- Some of the limits we established in our fledgling representative democracy were:
- Charters were granted for a limited time and would expire if not periodically renewed.
- Corporations could only engage in activities necessary to fulfill their charter.
- Corporations were often terminated if they exceeded their charter or caused public harm.
- Corporations could not make political or charitable contributions nor spend money to influence law-making.
- Owners and managers were responsible for criminal acts committed on the job.
This is what democratic capitalism looks like.
Another way to say this is:
Every successful economy in the world is a mixture of public sector and private sector. Every one. They seem to be most successful when they’re run by and for people.
For practice, I like to hang out in the most conservative places I can find. I know I likely won’t win with many of the believers who’ve been believing since the ‘80s. But they force me to up my game to the point where I make it difficult for them. Even when I’m vastly outnumbered. And more importantly, I’ll win all the independents (who I really want to win).
One of the tricks in their bag is to call me a socialist.
When this happens to people, I often see them get defensive and call them names back because, by and large, most liberals I know aren’t socialists. At least not in the sense of Venezuela. We’re democratic capitalists. We recognize that all capitalism does is set prices on things. It doesn’t solve social problems. It doesn’t care about things like justice or individual rights. Capitalism once put a price on slaves. It didn’t solve slavery, or end child labor, or help women get the right to vote. Democracy did these things.
In the above example, what I’ve done is a couple things.
First, I’ve opened up some mental space. The discussion is not capitalism versus socialism any more. This is the trap. If it’s capitalism versus socialism, we have a very weak argument and they have a very strong one. Not many people believe that complete centralized control over the economy is a great idea. I don’t. Corporate special interests love this fight because it’s easy to win.

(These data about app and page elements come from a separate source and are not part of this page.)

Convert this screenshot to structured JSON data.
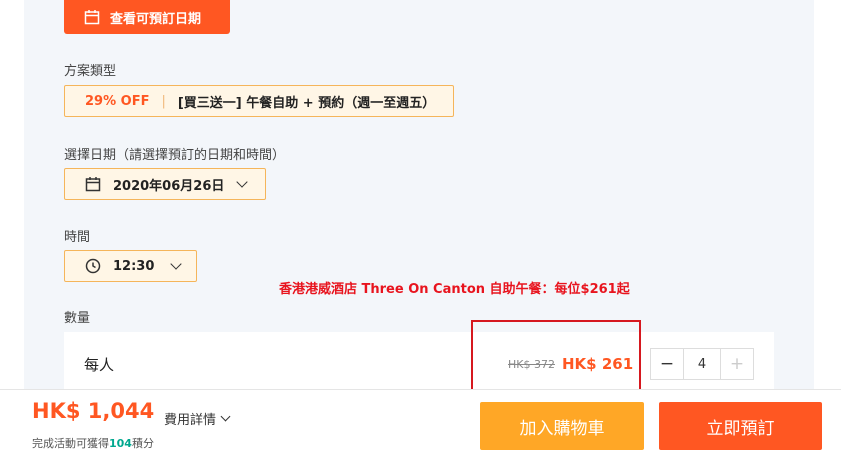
{
  "check_dates_button": "查看可預訂日期",
  "package": {
    "label": "方案類型",
    "discount": "29% OFF",
    "separator": "|",
    "name": "[買三送一] 午餐自助 + 預約（週一至週五）"
  },
  "date": {
    "label": "選擇日期（請選擇預訂的日期和時間）",
    "value": "2020年06月26日"
  },
  "time": {
    "label": "時間",
    "value": "12:30"
  },
  "promo_text": "香港港威酒店 Three On Canton 自助午餐：每位$261起",
  "quantity": {
    "label": "數量",
    "unit": "每人",
    "original_price": "HK$ 372",
    "price": "HK$ 261",
    "minus": "−",
    "value": "4",
    "plus": "+"
  },
  "footer": {
    "total": "HK$ 1,044",
    "fee_details": "費用詳情",
    "points_prefix": "完成活動可獲得",
    "points_value": "104",
    "points_suffix": "積分",
    "add_to_cart": "加入購物車",
    "book_now": "立即預訂"
  },
  "colors": {
    "accent": "#ff5722",
    "cart": "#ffa726",
    "promo": "#e8141e",
    "points": "#00a88f"
  }
}
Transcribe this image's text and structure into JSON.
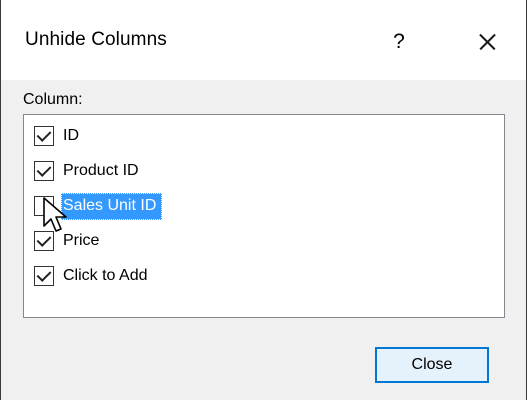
{
  "dialog": {
    "title": "Unhide Columns",
    "help_label": "?",
    "close_icon": "close-icon"
  },
  "columns": {
    "label": "Column:",
    "items": [
      {
        "label": "ID",
        "checked": true,
        "selected": false
      },
      {
        "label": "Product ID",
        "checked": true,
        "selected": false
      },
      {
        "label": "Sales Unit ID",
        "checked": false,
        "selected": true
      },
      {
        "label": "Price",
        "checked": true,
        "selected": false
      },
      {
        "label": "Click to Add",
        "checked": true,
        "selected": false
      }
    ]
  },
  "footer": {
    "close_label": "Close"
  },
  "colors": {
    "selection": "#3399ff",
    "button_focus_border": "#0078d7",
    "button_focus_fill": "#e5f1fb"
  },
  "cursor": "arrow-pointer-icon"
}
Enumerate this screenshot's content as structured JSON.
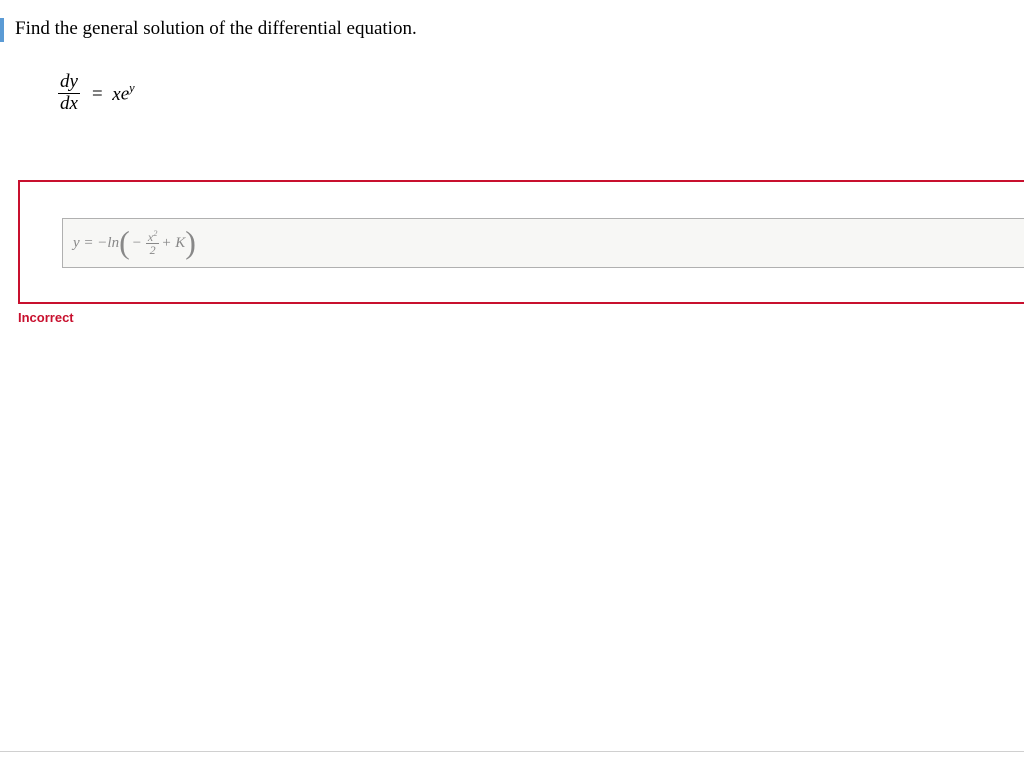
{
  "question": {
    "prompt": "Find the general solution of the differential equation.",
    "equation": {
      "lhs_num": "dy",
      "lhs_den": "dx",
      "rhs_eq": "=",
      "rhs_x": "x",
      "rhs_e": "e",
      "rhs_exp": "y"
    }
  },
  "answer": {
    "prefix": "y = −ln",
    "paren_open": "(",
    "minus": "−",
    "frac_num_x": "x",
    "frac_num_exp": "2",
    "frac_den": "2",
    "plus_k": " + K",
    "paren_close": ")"
  },
  "feedback": {
    "label": "Incorrect"
  }
}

Second, I’ve reframed the goal as finding a balance: democratic capitalism.
Since we both agree on the goal, suddenly we’re having a discussion about how to make this work. The discussion isn’t him versus me anymore.
This then allows us to start talking about what this balance should be. What does the private sector do well? Consumer goods, for example. What does the public sector do well? Public services like health care and education.
Most importantly though, he understands my beliefs and why I’m talking about things the way I do. This is critical because many many folks I’ve talked with honestly don’t understand why liberals think the way we do. Their view of our beliefs tends to be much different than our own view (also due to how we’re portrayed in the media).
Within the context of democracy and democratic capitalism, the following policies “make more sense” to people:
- Repealing Citizens United
- A fair and non-partisan election process
- Getting money out of politics
- The Fairness Doctrine
- Voting rights
- Public financing of elections
- Public education
- Regulations and standards for corporations
The trick is that you first have to bust them out of the corporate special interest group frame that pits laissez-faire capitalism against socialism as the only two alternatives.
Here’s the best part: You don’t need to know policy details. What’s more important is knowing what you believe about democracy and capitalism and learning to have conversations at an “I believe ...” level instead of a policy level.
And, more importantly, as more and more people start talking about democratic capitalism, it starts to become shorthand in the way “smaller government” became shorthand for conservatives. This is why I recommend people have these conversations about democracy and democratic capitalism as much as possible.
David Akadjian is the author of The Little Book of Revolution: A Distributive Strategy for Democracy (now available as an ebook).